## What is expected
Verbatim copy, images removed: write out the entries below.

## Data shown
_____
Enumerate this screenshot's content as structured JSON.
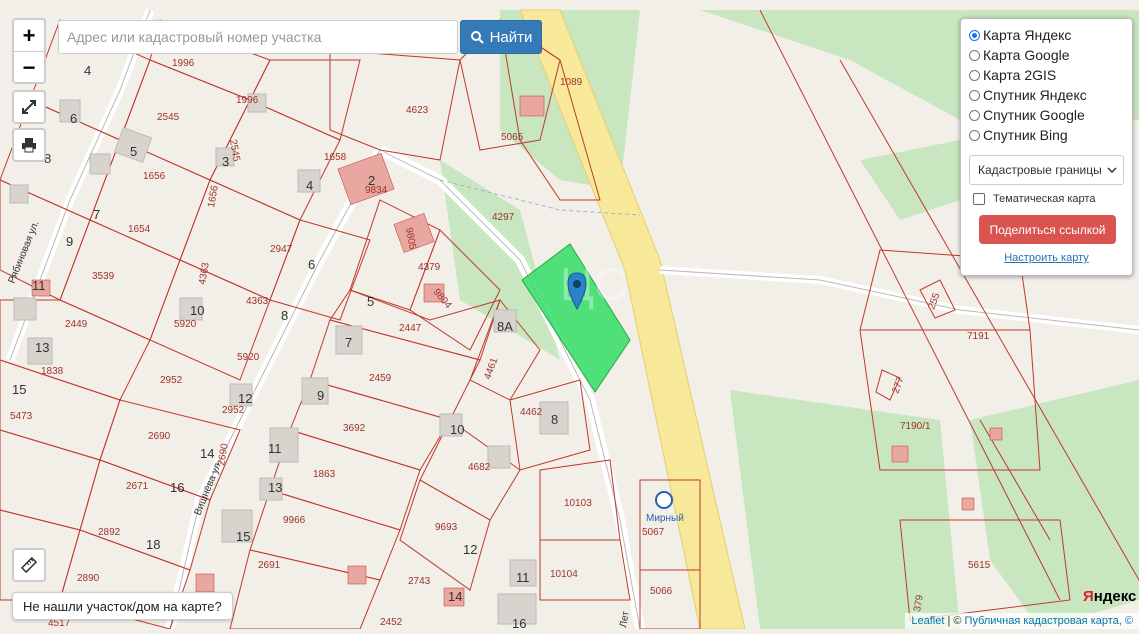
{
  "search": {
    "placeholder": "Адрес или кадастровый номер участка",
    "button_label": "Найти"
  },
  "zoom": {
    "in_label": "+",
    "out_label": "−"
  },
  "layers_panel": {
    "base_layers": [
      {
        "label": "Карта Яндекс",
        "selected": true
      },
      {
        "label": "Карта Google",
        "selected": false
      },
      {
        "label": "Карта 2GIS",
        "selected": false
      },
      {
        "label": "Спутник Яндекс",
        "selected": false
      },
      {
        "label": "Спутник Google",
        "selected": false
      },
      {
        "label": "Спутник Bing",
        "selected": false
      }
    ],
    "overlay_select": "Кадастровые границы",
    "thematic_label": "Тематическая карта",
    "thematic_checked": false,
    "share_button": "Поделиться ссылкой",
    "configure_link": "Настроить карту"
  },
  "not_found_button": "Не нашли участок/дом на карте?",
  "attribution": {
    "leaflet": "Leaflet",
    "separator": "| ©",
    "pkk": "Публичная кадастровая карта, ©"
  },
  "yandex_logo": {
    "first": "Я",
    "rest": "ндекс"
  },
  "map": {
    "streets": [
      "Рябиновая ул.",
      "Вишнёва ул.",
      "Лет"
    ],
    "stop_label": "Мирный",
    "parcel_numbers": [
      "1996",
      "1996",
      "2545",
      "2545",
      "1656",
      "1656",
      "1654",
      "3539",
      "2449",
      "1838",
      "5473",
      "4623",
      "1089",
      "5065",
      "1658",
      "9834",
      "4297",
      "4363",
      "4363",
      "5920",
      "5920",
      "2947",
      "2952",
      "2952",
      "2690",
      "2690",
      "2671",
      "2892",
      "2890",
      "4379",
      "9804",
      "2447",
      "2459",
      "3692",
      "1863",
      "9966",
      "2691",
      "9805",
      "4461",
      "4462",
      "4682",
      "9693",
      "2743",
      "2452",
      "10103",
      "10104",
      "5067",
      "5066",
      "4517",
      "7191",
      "7190/1",
      "5615",
      "255",
      "277",
      "379"
    ],
    "house_numbers": [
      "4",
      "6",
      "8",
      "5",
      "3",
      "4",
      "7",
      "9",
      "6",
      "10",
      "8",
      "13",
      "15",
      "12",
      "14",
      "16",
      "11",
      "13",
      "18",
      "15",
      "7",
      "9",
      "10",
      "8",
      "12",
      "11",
      "14",
      "16",
      "5",
      "8А",
      "11",
      "2"
    ]
  },
  "colors": {
    "accent": "#337ab7",
    "share": "#d9534f",
    "parcel_line": "#c0392b",
    "highlight": "#33dd66",
    "forest": "#c8e6c0",
    "road": "#f7e89a"
  }
}
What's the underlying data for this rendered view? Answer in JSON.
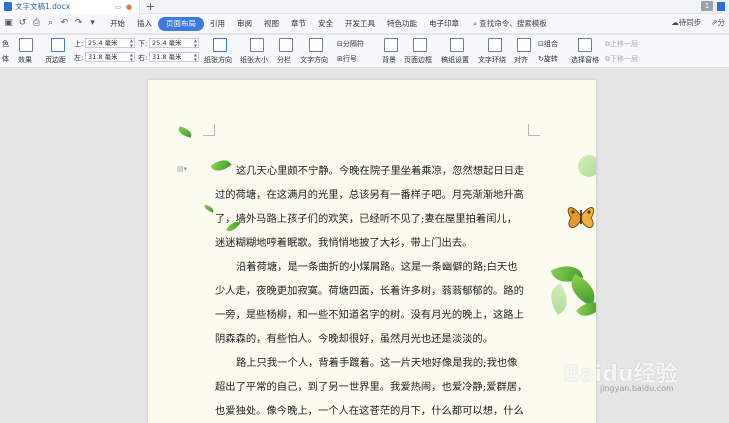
{
  "window": {
    "doc_tab_title": "文字文稿1.docx",
    "new_tab": "+",
    "badge_count": "1"
  },
  "menu": {
    "items": [
      "开始",
      "插入",
      "页面布局",
      "引用",
      "审阅",
      "视图",
      "章节",
      "安全",
      "开发工具",
      "特色功能",
      "电子印章"
    ],
    "active_index": 2,
    "search_placeholder": "查找命令、搜索模板",
    "sync_label": "待同步",
    "share_label": "分"
  },
  "ribbon": {
    "theme_color_label": "色",
    "font_label": "体",
    "effects_label": "效果",
    "margins_label": "页边距",
    "margin_top_label": "上:",
    "margin_top_value": "25.4 毫米",
    "margin_bottom_label": "下:",
    "margin_bottom_value": "25.4 毫米",
    "margin_left_label": "左:",
    "margin_left_value": "31.8 毫米",
    "margin_right_label": "右:",
    "margin_right_value": "31.8 毫米",
    "orientation_label": "纸张方向",
    "size_label": "纸张大小",
    "columns_label": "分栏",
    "text_direction_label": "文字方向",
    "breaks_label": "分隔符",
    "line_numbers_label": "行号",
    "background_label": "背景",
    "page_border_label": "页面边框",
    "grid_label": "稿纸设置",
    "wrap_label": "文字环绕",
    "align_label": "对齐",
    "group_label": "组合",
    "rotate_label": "旋转",
    "selection_pane_label": "选择窗格",
    "bring_forward_label": "上移一层",
    "send_backward_label": "下移一层"
  },
  "document": {
    "lines": [
      {
        "text": "这几天心里颇不宁静。今晚在院子里坐着乘凉，忽然想起日日走",
        "indent": true
      },
      {
        "text": "过的荷塘，在这满月的光里，总该另有一番样子吧。月亮渐渐地升高",
        "indent": false
      },
      {
        "text": "了，墙外马路上孩子们的欢笑，已经听不见了;妻在屋里拍着闰儿，",
        "indent": false
      },
      {
        "text": "迷迷糊糊地哼着眠歌。我悄悄地披了大衫，带上门出去。",
        "indent": false
      },
      {
        "text": "沿着荷塘，是一条曲折的小煤屑路。这是一条幽僻的路;白天也",
        "indent": true
      },
      {
        "text": "少人走，夜晚更加寂寞。荷塘四面，长着许多树，蓊蓊郁郁的。路的",
        "indent": false
      },
      {
        "text": "一旁，是些杨柳，和一些不知道名字的树。没有月光的晚上，这路上",
        "indent": false
      },
      {
        "text": "阴森森的，有些怕人。今晚却很好，虽然月光也还是淡淡的。",
        "indent": false
      },
      {
        "text": "路上只我一个人，背着手踱着。这一片天地好像是我的;我也像",
        "indent": true
      },
      {
        "text": "超出了平常的自己，到了另一世界里。我爱热闹，也爱冷静;爱群居，",
        "indent": false
      },
      {
        "text": "也爱独处。像今晚上，一个人在这苍茫的月下，什么都可以想，什么",
        "indent": false
      }
    ]
  },
  "watermark": {
    "brand": "Baidu经验",
    "url": "jingyan.baidu.com"
  },
  "colors": {
    "accent": "#3d7ae0",
    "page_background": "#fcfbf0"
  }
}
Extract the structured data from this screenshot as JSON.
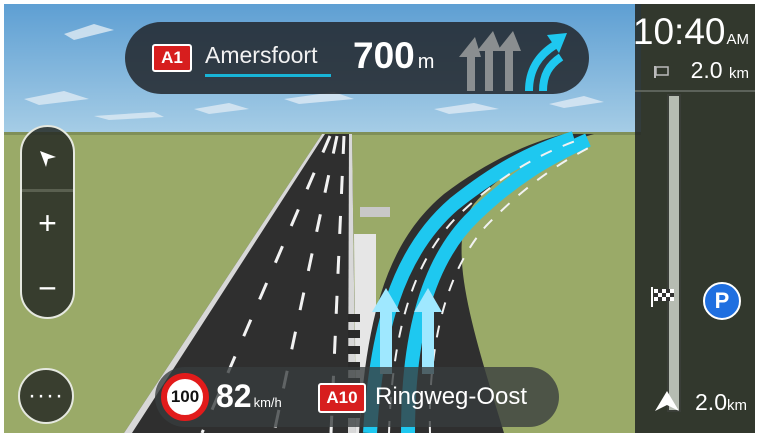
{
  "instruction": {
    "road_number": "A1",
    "destination": "Amersfoort",
    "distance_value": "700",
    "distance_unit": "m",
    "lane_icon": "lane-guidance-keep-right-icon"
  },
  "map_controls": {
    "pointer_icon": "pointer-icon",
    "zoom_in_label": "+",
    "zoom_out_label": "−",
    "menu_label": "····"
  },
  "bottom_bar": {
    "speed_limit": "100",
    "current_speed": "82",
    "speed_unit": "km/h",
    "road_number": "A10",
    "street_name": "Ringweg-Oost"
  },
  "route_bar": {
    "arrival_time": "10:40",
    "arrival_ampm": "AM",
    "remaining_distance_value": "2.0",
    "remaining_distance_unit": "km",
    "parking_label": "P",
    "total_distance_value": "2.0",
    "total_distance_unit": "km"
  },
  "colors": {
    "highlight_lane": "#1ec8f0",
    "road_shield": "#d71e1e",
    "parking": "#1f6fe0",
    "speed_limit_ring": "#e21b1b"
  }
}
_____
## Response box
Enumerate this screenshot's content as structured JSON.
{
  "search": {
    "placeholder": "Адрес или кадастровый номер участка",
    "button_label": "Найти"
  },
  "zoom": {
    "in_label": "+",
    "out_label": "−"
  },
  "layers_panel": {
    "base_layers": [
      {
        "label": "Карта Яндекс",
        "selected": true
      },
      {
        "label": "Карта Google",
        "selected": false
      },
      {
        "label": "Карта 2GIS",
        "selected": false
      },
      {
        "label": "Спутник Яндекс",
        "selected": false
      },
      {
        "label": "Спутник Google",
        "selected": false
      },
      {
        "label": "Спутник Bing",
        "selected": false
      }
    ],
    "overlay_select": "Кадастровые границы",
    "thematic_label": "Тематическая карта",
    "thematic_checked": false,
    "share_button": "Поделиться ссылкой",
    "configure_link": "Настроить карту"
  },
  "not_found_button": "Не нашли участок/дом на карте?",
  "attribution": {
    "leaflet": "Leaflet",
    "separator": "| ©",
    "pkk": "Публичная кадастровая карта, ©"
  },
  "yandex_logo": {
    "first": "Я",
    "rest": "ндекс"
  },
  "map": {
    "streets": [
      "Рябиновая ул.",
      "Вишнёва ул.",
      "Лет"
    ],
    "stop_label": "Мирный",
    "parcel_numbers": [
      "1996",
      "1996",
      "2545",
      "2545",
      "1656",
      "1656",
      "1654",
      "3539",
      "2449",
      "1838",
      "5473",
      "4623",
      "1089",
      "5065",
      "1658",
      "9834",
      "4297",
      "4363",
      "4363",
      "5920",
      "5920",
      "2947",
      "2952",
      "2952",
      "2690",
      "2690",
      "2671",
      "2892",
      "2890",
      "4379",
      "9804",
      "2447",
      "2459",
      "3692",
      "1863",
      "9966",
      "2691",
      "9805",
      "4461",
      "4462",
      "4682",
      "9693",
      "2743",
      "2452",
      "10103",
      "10104",
      "5067",
      "5066",
      "4517",
      "7191",
      "7190/1",
      "5615",
      "255",
      "277",
      "379"
    ],
    "house_numbers": [
      "4",
      "6",
      "8",
      "5",
      "3",
      "4",
      "7",
      "9",
      "6",
      "10",
      "8",
      "13",
      "15",
      "12",
      "14",
      "16",
      "11",
      "13",
      "18",
      "15",
      "7",
      "9",
      "10",
      "8",
      "12",
      "11",
      "14",
      "16",
      "5",
      "8А",
      "11",
      "2"
    ]
  },
  "colors": {
    "accent": "#337ab7",
    "share": "#d9534f",
    "parcel_line": "#c0392b",
    "highlight": "#33dd66",
    "forest": "#c8e6c0",
    "road": "#f7e89a"
  }
}
What's the underlying data for this rendered view? Answer in JSON.
{
  "window": {
    "doc_tab_title": "文字文稿1.docx",
    "new_tab": "+",
    "badge_count": "1"
  },
  "menu": {
    "items": [
      "开始",
      "插入",
      "页面布局",
      "引用",
      "审阅",
      "视图",
      "章节",
      "安全",
      "开发工具",
      "特色功能",
      "电子印章"
    ],
    "active_index": 2,
    "search_placeholder": "查找命令、搜索模板",
    "sync_label": "待同步",
    "share_label": "分"
  },
  "ribbon": {
    "theme_color_label": "色",
    "font_label": "体",
    "effects_label": "效果",
    "margins_label": "页边距",
    "margin_top_label": "上:",
    "margin_top_value": "25.4 毫米",
    "margin_bottom_label": "下:",
    "margin_bottom_value": "25.4 毫米",
    "margin_left_label": "左:",
    "margin_left_value": "31.8 毫米",
    "margin_right_label": "右:",
    "margin_right_value": "31.8 毫米",
    "orientation_label": "纸张方向",
    "size_label": "纸张大小",
    "columns_label": "分栏",
    "text_direction_label": "文字方向",
    "breaks_label": "分隔符",
    "line_numbers_label": "行号",
    "background_label": "背景",
    "page_border_label": "页面边框",
    "grid_label": "稿纸设置",
    "wrap_label": "文字环绕",
    "align_label": "对齐",
    "group_label": "组合",
    "rotate_label": "旋转",
    "selection_pane_label": "选择窗格",
    "bring_forward_label": "上移一层",
    "send_backward_label": "下移一层"
  },
  "document": {
    "lines": [
      {
        "text": "这几天心里颇不宁静。今晚在院子里坐着乘凉，忽然想起日日走",
        "indent": true
      },
      {
        "text": "过的荷塘，在这满月的光里，总该另有一番样子吧。月亮渐渐地升高",
        "indent": false
      },
      {
        "text": "了，墙外马路上孩子们的欢笑，已经听不见了;妻在屋里拍着闰儿，",
        "indent": false
      },
      {
        "text": "迷迷糊糊地哼着眠歌。我悄悄地披了大衫，带上门出去。",
        "indent": false
      },
      {
        "text": "沿着荷塘，是一条曲折的小煤屑路。这是一条幽僻的路;白天也",
        "indent": true
      },
      {
        "text": "少人走，夜晚更加寂寞。荷塘四面，长着许多树，蓊蓊郁郁的。路的",
        "indent": false
      },
      {
        "text": "一旁，是些杨柳，和一些不知道名字的树。没有月光的晚上，这路上",
        "indent": false
      },
      {
        "text": "阴森森的，有些怕人。今晚却很好，虽然月光也还是淡淡的。",
        "indent": false
      },
      {
        "text": "路上只我一个人，背着手踱着。这一片天地好像是我的;我也像",
        "indent": true
      },
      {
        "text": "超出了平常的自己，到了另一世界里。我爱热闹，也爱冷静;爱群居，",
        "indent": false
      },
      {
        "text": "也爱独处。像今晚上，一个人在这苍茫的月下，什么都可以想，什么",
        "indent": false
      }
    ]
  },
  "watermark": {
    "brand": "Baidu经验",
    "url": "jingyan.baidu.com"
  },
  "colors": {
    "accent": "#3d7ae0",
    "page_background": "#fcfbf0"
  }
}
Extract the structured data from this screenshot as JSON.
{
  "instruction": {
    "road_number": "A1",
    "destination": "Amersfoort",
    "distance_value": "700",
    "distance_unit": "m",
    "lane_icon": "lane-guidance-keep-right-icon"
  },
  "map_controls": {
    "pointer_icon": "pointer-icon",
    "zoom_in_label": "+",
    "zoom_out_label": "−",
    "menu_label": "····"
  },
  "bottom_bar": {
    "speed_limit": "100",
    "current_speed": "82",
    "speed_unit": "km/h",
    "road_number": "A10",
    "street_name": "Ringweg-Oost"
  },
  "route_bar": {
    "arrival_time": "10:40",
    "arrival_ampm": "AM",
    "remaining_distance_value": "2.0",
    "remaining_distance_unit": "km",
    "parking_label": "P",
    "total_distance_value": "2.0",
    "total_distance_unit": "km"
  },
  "colors": {
    "highlight_lane": "#1ec8f0",
    "road_shield": "#d71e1e",
    "parking": "#1f6fe0",
    "speed_limit_ring": "#e21b1b"
  }
}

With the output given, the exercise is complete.